═════ Task inputs ═════

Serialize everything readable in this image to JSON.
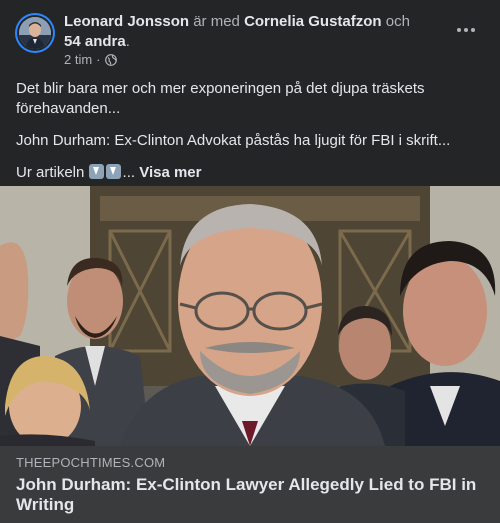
{
  "post": {
    "author": "Leonard Jonsson",
    "with_text": " är med ",
    "tagged": "Cornelia Gustafzon",
    "and_text": " och",
    "others": "54 andra",
    "others_suffix": ".",
    "time": "2 tim",
    "separator": "·",
    "privacy_icon": "globe-icon",
    "paragraphs": [
      "Det blir bara mer och mer exponeringen på det djupa träskets förehavanden...",
      "John Durham: Ex-Clinton Advokat påstås ha ljugit för FBI i skrift..."
    ],
    "source_prefix": "Ur artikeln",
    "emoji": [
      "down-arrow-emoji",
      "down-arrow-emoji"
    ],
    "ellipsis": "...",
    "see_more": "Visa mer"
  },
  "link": {
    "domain": "THEEPOCHTIMES.COM",
    "title": "John Durham: Ex-Clinton Lawyer Allegedly Lied to FBI in Writing"
  },
  "colors": {
    "background": "#242526",
    "link_preview_bg": "#3a3b3c",
    "primary_text": "#e4e6eb",
    "secondary_text": "#b0b3b8",
    "avatar_ring": "#2d88ff"
  }
}
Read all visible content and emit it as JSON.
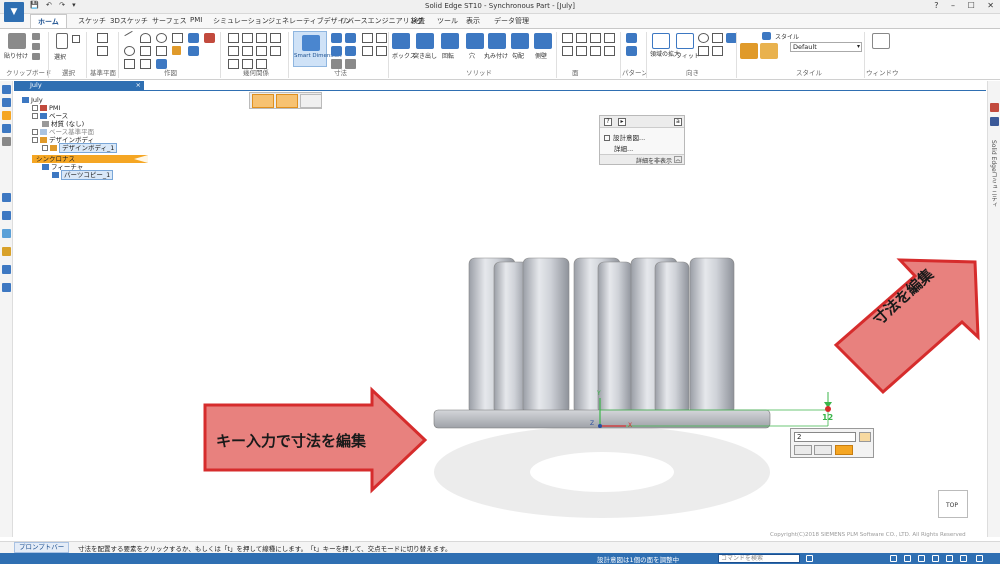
{
  "app": {
    "title": "Solid Edge ST10 - Synchronous Part - [July]",
    "app_button": "▼",
    "qat": [
      "💾",
      "↶",
      "↷",
      "▾"
    ]
  },
  "tabs": [
    "ホーム",
    "スケッチ",
    "3Dスケッチ",
    "サーフェス",
    "PMI",
    "シミュレーション",
    "ジェネレーティブデザイン",
    "リバースエンジニアリング",
    "検査",
    "ツール",
    "表示",
    "データ管理"
  ],
  "ribbon": {
    "groups": [
      "クリップボード",
      "選択",
      "基準平面",
      "作図",
      "幾何関係",
      "寸法",
      "ソリッド",
      "面",
      "パターン",
      "向き",
      "スタイル",
      "ウィンドウ"
    ],
    "paste": "貼り付け",
    "select": "選択",
    "smart_dimension": "Smart Dimension",
    "solid_labels": [
      "ボックス",
      "突き出し",
      "回転",
      "穴",
      "丸み付け",
      "勾配",
      "側壁"
    ],
    "view_labels": [
      "領域の拡大",
      "フィット"
    ],
    "style_label": "スタイル",
    "style_value": "Default"
  },
  "document_tab": "July",
  "tree": [
    {
      "label": "July"
    },
    {
      "label": "PMI"
    },
    {
      "label": "ベース"
    },
    {
      "label": "材質 (なし)"
    },
    {
      "label": "ベース基準平面"
    },
    {
      "label": "デザインボディ"
    },
    {
      "label": "デザインボディ_1"
    },
    {
      "label": "シンクロナス"
    },
    {
      "label": "フィーチャ"
    },
    {
      "label": "パーツコピー_1"
    }
  ],
  "intent_panel": {
    "items": [
      "設計意図...",
      "詳細..."
    ],
    "hide_details": "詳細を非表示"
  },
  "right_sidebar": "Solid Edgeコミュニティ",
  "callouts": {
    "left": "キー入力で寸法を編集",
    "right": "寸法を編集"
  },
  "dimension": {
    "input_value": "2",
    "label": "12"
  },
  "axis": {
    "y": "Y",
    "z": "Z",
    "x": "X"
  },
  "viewcube": "TOP",
  "status": {
    "prompt_label": "プロンプトバー",
    "prompt_text": "寸法を配置する要素をクリックするか、もしくは「t」を押して線種にします。　「t」キーを押して、交点モードに切り替えます。",
    "copyright": "Copyright(C)2018 SIEMENS PLM Software CO., LTD. All Rights Reserved",
    "bottom_msg": "設計意図は1個の面を調整中",
    "command_search": "コマンドを検索"
  },
  "colors": {
    "accent": "#2f6fb2",
    "highlight": "#f5a623",
    "callout": "#e8817e",
    "callout_border": "#d62c2c"
  }
}
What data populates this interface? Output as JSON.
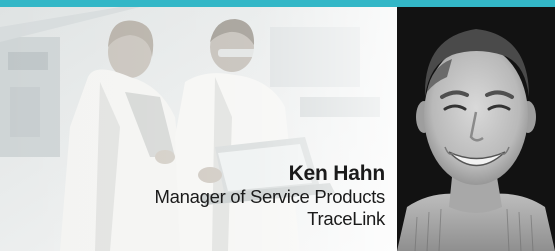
{
  "banner": {
    "accent_color": "#33b7c7",
    "speaker": {
      "name": "Ken Hahn",
      "title": "Manager of Service Products",
      "company": "TraceLink"
    },
    "background_image": "two-workers-lab-coats-with-laptop",
    "portrait_image": "speaker-headshot-grayscale"
  }
}
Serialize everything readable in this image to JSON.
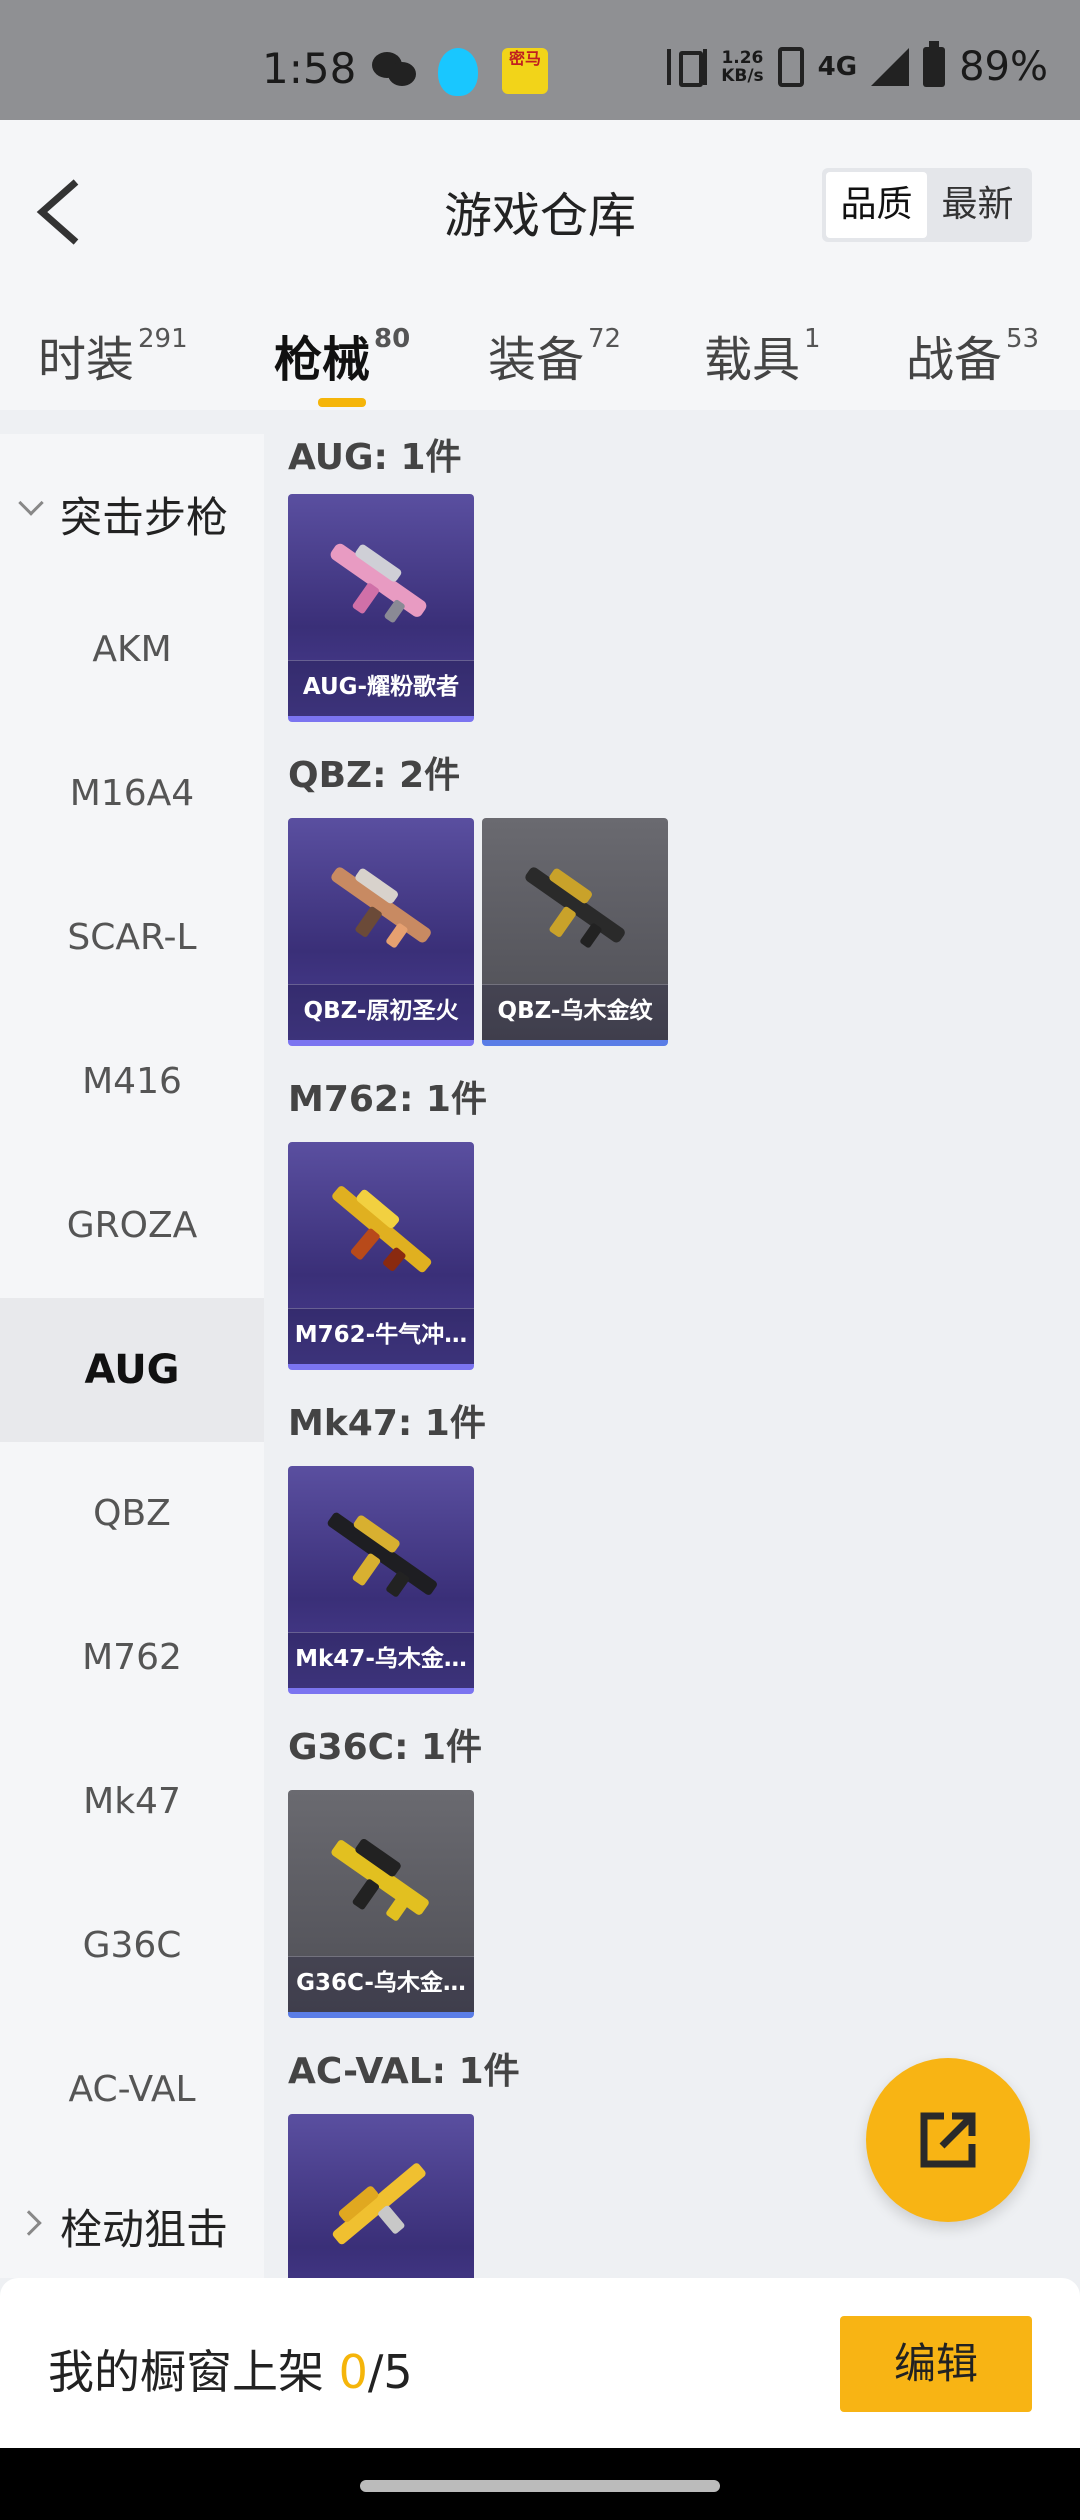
{
  "status_bar": {
    "time": "1:58",
    "net_speed_value": "1.26",
    "net_speed_unit": "KB/s",
    "network": "4G",
    "battery": "89%",
    "app_icon_text": "密马"
  },
  "header": {
    "title": "游戏仓库",
    "sort_options": [
      "品质",
      "最新"
    ],
    "active_sort": "品质"
  },
  "tabs": [
    {
      "label": "时装",
      "count": "291"
    },
    {
      "label": "枪械",
      "count": "80"
    },
    {
      "label": "装备",
      "count": "72"
    },
    {
      "label": "载具",
      "count": "1"
    },
    {
      "label": "战备",
      "count": "53"
    }
  ],
  "active_tab": "枪械",
  "sidebar": {
    "category_expanded": "突击步枪",
    "items": [
      "AKM",
      "M16A4",
      "SCAR-L",
      "M416",
      "GROZA",
      "AUG",
      "QBZ",
      "M762",
      "Mk47",
      "G36C",
      "AC-VAL"
    ],
    "active_item": "AUG",
    "category_collapsed": "栓动狙击"
  },
  "groups": [
    {
      "label": "AUG: 1件",
      "items": [
        {
          "name": "AUG-耀粉歌者",
          "rarity": "purple"
        }
      ]
    },
    {
      "label": "QBZ: 2件",
      "items": [
        {
          "name": "QBZ-原初圣火",
          "rarity": "purple"
        },
        {
          "name": "QBZ-乌木金纹",
          "rarity": "gray"
        }
      ]
    },
    {
      "label": "M762: 1件",
      "items": [
        {
          "name": "M762-牛气冲…",
          "rarity": "purple"
        }
      ]
    },
    {
      "label": "Mk47: 1件",
      "items": [
        {
          "name": "Mk47-乌木金…",
          "rarity": "purple"
        }
      ]
    },
    {
      "label": "G36C: 1件",
      "items": [
        {
          "name": "G36C-乌木金…",
          "rarity": "gray"
        }
      ]
    },
    {
      "label": "AC-VAL: 1件",
      "items": [
        {
          "name": "",
          "rarity": "purple"
        }
      ]
    }
  ],
  "bottom": {
    "shelf_text": "我的橱窗上架 ",
    "shelf_used": "0",
    "shelf_total": "/5",
    "edit_label": "编辑"
  },
  "colors": {
    "accent": "#f8b414",
    "purple_card": "#4a3f92",
    "gray_card": "#55555c"
  }
}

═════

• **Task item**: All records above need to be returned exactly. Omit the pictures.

• **Written solution**:
Serialize everything readable in this image to JSON.
{
  "post": {
    "author": "Leonard Jonsson",
    "with_text": " är med ",
    "tagged": "Cornelia Gustafzon",
    "and_text": " och",
    "others": "54 andra",
    "others_suffix": ".",
    "time": "2 tim",
    "separator": "·",
    "privacy_icon": "globe-icon",
    "paragraphs": [
      "Det blir bara mer och mer exponeringen på det djupa träskets förehavanden...",
      "John Durham: Ex-Clinton Advokat påstås ha ljugit för FBI i skrift..."
    ],
    "source_prefix": "Ur artikeln",
    "emoji": [
      "down-arrow-emoji",
      "down-arrow-emoji"
    ],
    "ellipsis": "...",
    "see_more": "Visa mer"
  },
  "link": {
    "domain": "THEEPOCHTIMES.COM",
    "title": "John Durham: Ex-Clinton Lawyer Allegedly Lied to FBI in Writing"
  },
  "colors": {
    "background": "#242526",
    "link_preview_bg": "#3a3b3c",
    "primary_text": "#e4e6eb",
    "secondary_text": "#b0b3b8",
    "avatar_ring": "#2d88ff"
  }
}
Read all visible content and emit it as JSON.
{
  "app": {
    "title": "Solid Edge ST10 - Synchronous Part - [July]",
    "app_button": "▼",
    "qat": [
      "💾",
      "↶",
      "↷",
      "▾"
    ]
  },
  "tabs": [
    "ホーム",
    "スケッチ",
    "3Dスケッチ",
    "サーフェス",
    "PMI",
    "シミュレーション",
    "ジェネレーティブデザイン",
    "リバースエンジニアリング",
    "検査",
    "ツール",
    "表示",
    "データ管理"
  ],
  "ribbon": {
    "groups": [
      "クリップボード",
      "選択",
      "基準平面",
      "作図",
      "幾何関係",
      "寸法",
      "ソリッド",
      "面",
      "パターン",
      "向き",
      "スタイル",
      "ウィンドウ"
    ],
    "paste": "貼り付け",
    "select": "選択",
    "smart_dimension": "Smart Dimension",
    "solid_labels": [
      "ボックス",
      "突き出し",
      "回転",
      "穴",
      "丸み付け",
      "勾配",
      "側壁"
    ],
    "view_labels": [
      "領域の拡大",
      "フィット"
    ],
    "style_label": "スタイル",
    "style_value": "Default"
  },
  "document_tab": "July",
  "tree": [
    {
      "label": "July"
    },
    {
      "label": "PMI"
    },
    {
      "label": "ベース"
    },
    {
      "label": "材質 (なし)"
    },
    {
      "label": "ベース基準平面"
    },
    {
      "label": "デザインボディ"
    },
    {
      "label": "デザインボディ_1"
    },
    {
      "label": "シンクロナス"
    },
    {
      "label": "フィーチャ"
    },
    {
      "label": "パーツコピー_1"
    }
  ],
  "intent_panel": {
    "items": [
      "設計意図...",
      "詳細..."
    ],
    "hide_details": "詳細を非表示"
  },
  "right_sidebar": "Solid Edgeコミュニティ",
  "callouts": {
    "left": "キー入力で寸法を編集",
    "right": "寸法を編集"
  },
  "dimension": {
    "input_value": "2",
    "label": "12"
  },
  "axis": {
    "y": "Y",
    "z": "Z",
    "x": "X"
  },
  "viewcube": "TOP",
  "status": {
    "prompt_label": "プロンプトバー",
    "prompt_text": "寸法を配置する要素をクリックするか、もしくは「t」を押して線種にします。　「t」キーを押して、交点モードに切り替えます。",
    "copyright": "Copyright(C)2018 SIEMENS PLM Software CO., LTD. All Rights Reserved",
    "bottom_msg": "設計意図は1個の面を調整中",
    "command_search": "コマンドを検索"
  },
  "colors": {
    "accent": "#2f6fb2",
    "highlight": "#f5a623",
    "callout": "#e8817e",
    "callout_border": "#d62c2c"
  }
}
What data populates this interface? Output as JSON.
{
  "banner": {
    "accent_color": "#33b7c7",
    "speaker": {
      "name": "Ken Hahn",
      "title": "Manager of Service Products",
      "company": "TraceLink"
    },
    "background_image": "two-workers-lab-coats-with-laptop",
    "portrait_image": "speaker-headshot-grayscale"
  }
}
Serialize everything readable in this image to JSON.
{
  "status_bar": {
    "time": "1:58",
    "net_speed_value": "1.26",
    "net_speed_unit": "KB/s",
    "network": "4G",
    "battery": "89%",
    "app_icon_text": "密马"
  },
  "header": {
    "title": "游戏仓库",
    "sort_options": [
      "品质",
      "最新"
    ],
    "active_sort": "品质"
  },
  "tabs": [
    {
      "label": "时装",
      "count": "291"
    },
    {
      "label": "枪械",
      "count": "80"
    },
    {
      "label": "装备",
      "count": "72"
    },
    {
      "label": "载具",
      "count": "1"
    },
    {
      "label": "战备",
      "count": "53"
    }
  ],
  "active_tab": "枪械",
  "sidebar": {
    "category_expanded": "突击步枪",
    "items": [
      "AKM",
      "M16A4",
      "SCAR-L",
      "M416",
      "GROZA",
      "AUG",
      "QBZ",
      "M762",
      "Mk47",
      "G36C",
      "AC-VAL"
    ],
    "active_item": "AUG",
    "category_collapsed": "栓动狙击"
  },
  "groups": [
    {
      "label": "AUG: 1件",
      "items": [
        {
          "name": "AUG-耀粉歌者",
          "rarity": "purple"
        }
      ]
    },
    {
      "label": "QBZ: 2件",
      "items": [
        {
          "name": "QBZ-原初圣火",
          "rarity": "purple"
        },
        {
          "name": "QBZ-乌木金纹",
          "rarity": "gray"
        }
      ]
    },
    {
      "label": "M762: 1件",
      "items": [
        {
          "name": "M762-牛气冲…",
          "rarity": "purple"
        }
      ]
    },
    {
      "label": "Mk47: 1件",
      "items": [
        {
          "name": "Mk47-乌木金…",
          "rarity": "purple"
        }
      ]
    },
    {
      "label": "G36C: 1件",
      "items": [
        {
          "name": "G36C-乌木金…",
          "rarity": "gray"
        }
      ]
    },
    {
      "label": "AC-VAL: 1件",
      "items": [
        {
          "name": "",
          "rarity": "purple"
        }
      ]
    }
  ],
  "bottom": {
    "shelf_text": "我的橱窗上架 ",
    "shelf_used": "0",
    "shelf_total": "/5",
    "edit_label": "编辑"
  },
  "colors": {
    "accent": "#f8b414",
    "purple_card": "#4a3f92",
    "gray_card": "#55555c"
  }
}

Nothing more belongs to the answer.